Spring is almost here!
Over the past winter, there have been some exciting innovations taking place in our basic science labs and our clinics. These include discoveries that could improve fertility preservation in women who have been diagnosed with cancer; a trial for the treatment of polycystic ovary syndrome, which is being developed at a start-up established by a top U-M endocrine oncology researcher; and a first-of-its kind mobile app that creates a customized mobile experience for breast cancer patients based on their care plans.
Of course, these innovations would not be possible without the support of our philanthropy partners. Our donors are so critical to the development of new ideas because they support our research in its earliest phases. They also help us recruit and maintain the best researchers. You can read about a wonderful example of this in our newsletter’s main story featuring the Kennedy family, who raised $1M in support of a professorship for lung cancer research.
To ensure our Cancer Center remains successful, we also rely on grants from the National Cancer Institute, including the Cancer Center Support Grant, which we apply for every five years. This $4M-a-year grant supports our research capabilities, including things like the purchase and operation of sophisticated scientific equipment and the efforts of biostatisticians, who are key collaborators in helping us plan our studies and interpret our results.
We are preparing to reapply for the grant in May 2017, and dozens of Cancer Center faculty and staff are already working hard to put our best foot forward.

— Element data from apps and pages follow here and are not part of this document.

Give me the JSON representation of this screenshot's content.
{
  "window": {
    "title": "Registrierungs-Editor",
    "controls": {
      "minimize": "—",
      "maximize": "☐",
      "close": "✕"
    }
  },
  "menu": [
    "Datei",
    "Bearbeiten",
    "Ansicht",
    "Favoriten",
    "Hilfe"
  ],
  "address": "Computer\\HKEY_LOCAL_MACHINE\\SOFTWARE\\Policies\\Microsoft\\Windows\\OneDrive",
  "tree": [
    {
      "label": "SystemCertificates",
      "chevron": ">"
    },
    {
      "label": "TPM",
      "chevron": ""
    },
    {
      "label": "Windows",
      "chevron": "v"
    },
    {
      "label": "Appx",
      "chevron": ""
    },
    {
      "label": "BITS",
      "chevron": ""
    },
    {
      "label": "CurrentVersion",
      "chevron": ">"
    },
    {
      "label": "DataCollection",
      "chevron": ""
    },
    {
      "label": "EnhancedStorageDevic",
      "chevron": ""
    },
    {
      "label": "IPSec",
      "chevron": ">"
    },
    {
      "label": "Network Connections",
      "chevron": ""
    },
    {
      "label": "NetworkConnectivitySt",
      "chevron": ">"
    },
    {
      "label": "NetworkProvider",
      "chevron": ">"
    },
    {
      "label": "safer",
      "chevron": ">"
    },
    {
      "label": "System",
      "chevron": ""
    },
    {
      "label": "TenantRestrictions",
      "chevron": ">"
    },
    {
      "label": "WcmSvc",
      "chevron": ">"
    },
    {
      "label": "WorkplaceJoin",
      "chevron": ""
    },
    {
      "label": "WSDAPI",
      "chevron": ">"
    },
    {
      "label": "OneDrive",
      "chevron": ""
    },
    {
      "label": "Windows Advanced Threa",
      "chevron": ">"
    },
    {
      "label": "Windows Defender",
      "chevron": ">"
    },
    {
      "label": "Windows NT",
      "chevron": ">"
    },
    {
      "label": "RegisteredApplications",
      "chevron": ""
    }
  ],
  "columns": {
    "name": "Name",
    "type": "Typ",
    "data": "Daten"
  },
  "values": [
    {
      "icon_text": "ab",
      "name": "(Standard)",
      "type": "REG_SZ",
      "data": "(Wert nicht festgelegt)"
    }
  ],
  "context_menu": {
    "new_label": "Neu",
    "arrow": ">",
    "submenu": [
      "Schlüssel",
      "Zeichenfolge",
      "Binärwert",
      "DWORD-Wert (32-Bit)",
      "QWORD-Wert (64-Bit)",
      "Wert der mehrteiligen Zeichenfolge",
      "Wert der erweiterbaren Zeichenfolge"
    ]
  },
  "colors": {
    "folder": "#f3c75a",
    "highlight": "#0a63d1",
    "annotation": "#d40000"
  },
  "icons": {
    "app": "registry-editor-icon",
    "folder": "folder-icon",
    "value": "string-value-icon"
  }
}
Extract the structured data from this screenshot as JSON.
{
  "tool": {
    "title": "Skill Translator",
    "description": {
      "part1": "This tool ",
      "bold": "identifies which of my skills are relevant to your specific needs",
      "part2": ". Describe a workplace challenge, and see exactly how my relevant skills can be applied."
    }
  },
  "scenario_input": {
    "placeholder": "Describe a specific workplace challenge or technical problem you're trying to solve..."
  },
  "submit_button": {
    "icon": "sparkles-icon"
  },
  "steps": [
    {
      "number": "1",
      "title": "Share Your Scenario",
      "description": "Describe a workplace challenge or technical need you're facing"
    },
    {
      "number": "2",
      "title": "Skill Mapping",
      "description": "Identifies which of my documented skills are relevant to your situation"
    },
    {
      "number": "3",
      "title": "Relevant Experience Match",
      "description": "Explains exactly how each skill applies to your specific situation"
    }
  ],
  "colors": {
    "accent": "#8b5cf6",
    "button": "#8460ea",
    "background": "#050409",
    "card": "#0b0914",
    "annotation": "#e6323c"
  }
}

This will involve restructuring the Cancer Center Support Grant by consolidating programs, strengthening them through collaboration and making their strengths clear. In addition to making our great Cancer Center even better, these changes will allow us to submit the strongest possible grant and get the best possible support for our work. We are currently working with program leaders to structure these new, stronger collaborations.
The Cancer Center Support Grant will improve our science, which will lead to the translation of that science and, ultimately, to new treatments for our patients -- and that's really what the cancer center is about.
I thank you for your interest in and support our Cancer Center and wish you and your families a wonderful spring.
Theodore (Ted) Lawrence, M.D., Ph.D.
Max S. Wicha MD Distinguished Professor of Oncology
Director, University of Michigan Comprehensive Cancer Center